*Directions*. Repeat the listing below word for word, minus the pictures.
┄┄┄┄┄┄┄┄┄┄
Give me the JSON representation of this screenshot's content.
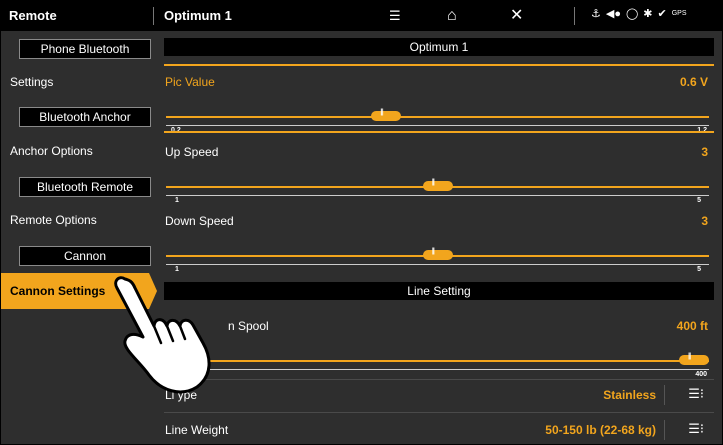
{
  "topbar": {
    "left_title": "Remote",
    "mid_title": "Optimum 1",
    "icons": [
      "waypoint-mark-icon",
      "home-icon",
      "close-x-icon"
    ],
    "status_icons": [
      "anchor-status-icon",
      "trolling-motor-icon",
      "autopilot-icon",
      "network-icon",
      "check-icon",
      "gps-icon"
    ],
    "gps_label": "GPS"
  },
  "sidebar": {
    "phone_bluetooth": "Phone Bluetooth",
    "settings": "Settings",
    "bluetooth_anchor": "Bluetooth Anchor",
    "anchor_options": "Anchor Options",
    "bluetooth_remote": "Bluetooth Remote",
    "remote_options": "Remote Options",
    "cannon": "Cannon",
    "cannon_settings": "Cannon Settings"
  },
  "content": {
    "header_title": "Optimum 1",
    "pic_value": {
      "label": "Pic Value",
      "value": "0.6 V",
      "min": "0.2",
      "max": "1.2",
      "fraction": 0.4
    },
    "up_speed": {
      "label": "Up Speed",
      "value": "3",
      "min": "1",
      "max": "5",
      "fraction": 0.5
    },
    "down_speed": {
      "label": "Down Speed",
      "value": "3",
      "min": "1",
      "max": "5",
      "fraction": 0.5
    },
    "line_setting_header": "Line Setting",
    "line_on_spool": {
      "label": "n Spool",
      "value": "400 ft",
      "max": "400",
      "fraction": 1.0
    },
    "line_type": {
      "label": "Li    ype",
      "value": "Stainless"
    },
    "line_weight": {
      "label": "Line Weight",
      "value": "50-150 lb (22-68 kg)"
    }
  },
  "colors": {
    "accent": "#f2a51d",
    "bar": "#000000",
    "panel": "#2e2e2e"
  }
}
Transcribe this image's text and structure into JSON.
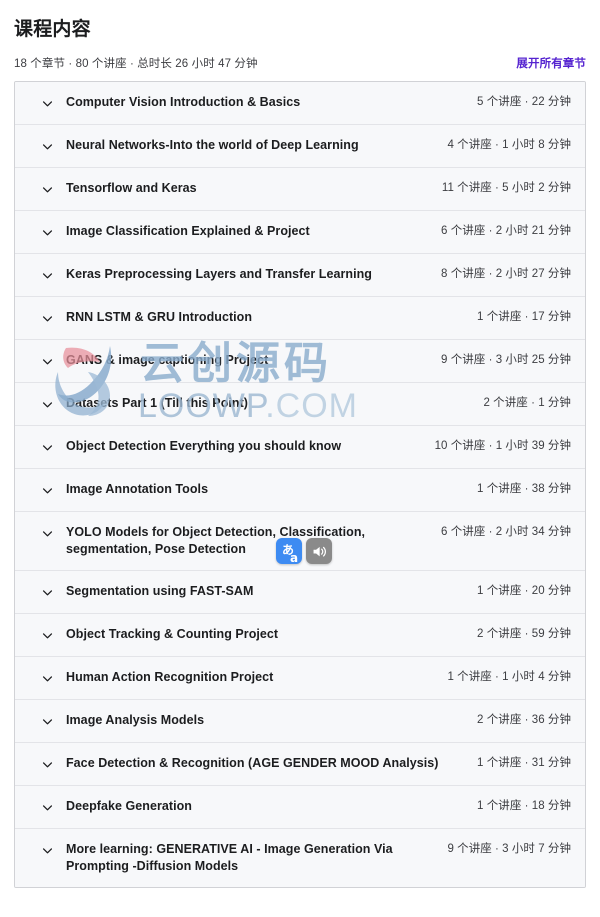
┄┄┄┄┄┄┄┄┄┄
*Result of this exercise*.
Give me the JSON representation of this screenshot's content.
{
  "topbar": {
    "left_title": "Remote",
    "mid_title": "Optimum 1",
    "icons": [
      "waypoint-mark-icon",
      "home-icon",
      "close-x-icon"
    ],
    "status_icons": [
      "anchor-status-icon",
      "trolling-motor-icon",
      "autopilot-icon",
      "network-icon",
      "check-icon",
      "gps-icon"
    ],
    "gps_label": "GPS"
  },
  "sidebar": {
    "phone_bluetooth": "Phone Bluetooth",
    "settings": "Settings",
    "bluetooth_anchor": "Bluetooth Anchor",
    "anchor_options": "Anchor Options",
    "bluetooth_remote": "Bluetooth Remote",
    "remote_options": "Remote Options",
    "cannon": "Cannon",
    "cannon_settings": "Cannon Settings"
  },
  "content": {
    "header_title": "Optimum 1",
    "pic_value": {
      "label": "Pic Value",
      "value": "0.6 V",
      "min": "0.2",
      "max": "1.2",
      "fraction": 0.4
    },
    "up_speed": {
      "label": "Up Speed",
      "value": "3",
      "min": "1",
      "max": "5",
      "fraction": 0.5
    },
    "down_speed": {
      "label": "Down Speed",
      "value": "3",
      "min": "1",
      "max": "5",
      "fraction": 0.5
    },
    "line_setting_header": "Line Setting",
    "line_on_spool": {
      "label": "n Spool",
      "value": "400 ft",
      "max": "400",
      "fraction": 1.0
    },
    "line_type": {
      "label": "Li    ype",
      "value": "Stainless"
    },
    "line_weight": {
      "label": "Line Weight",
      "value": "50-150 lb (22-68 kg)"
    }
  },
  "colors": {
    "accent": "#f2a51d",
    "bar": "#000000",
    "panel": "#2e2e2e"
  }
}
Transcribe this image's text and structure into JSON.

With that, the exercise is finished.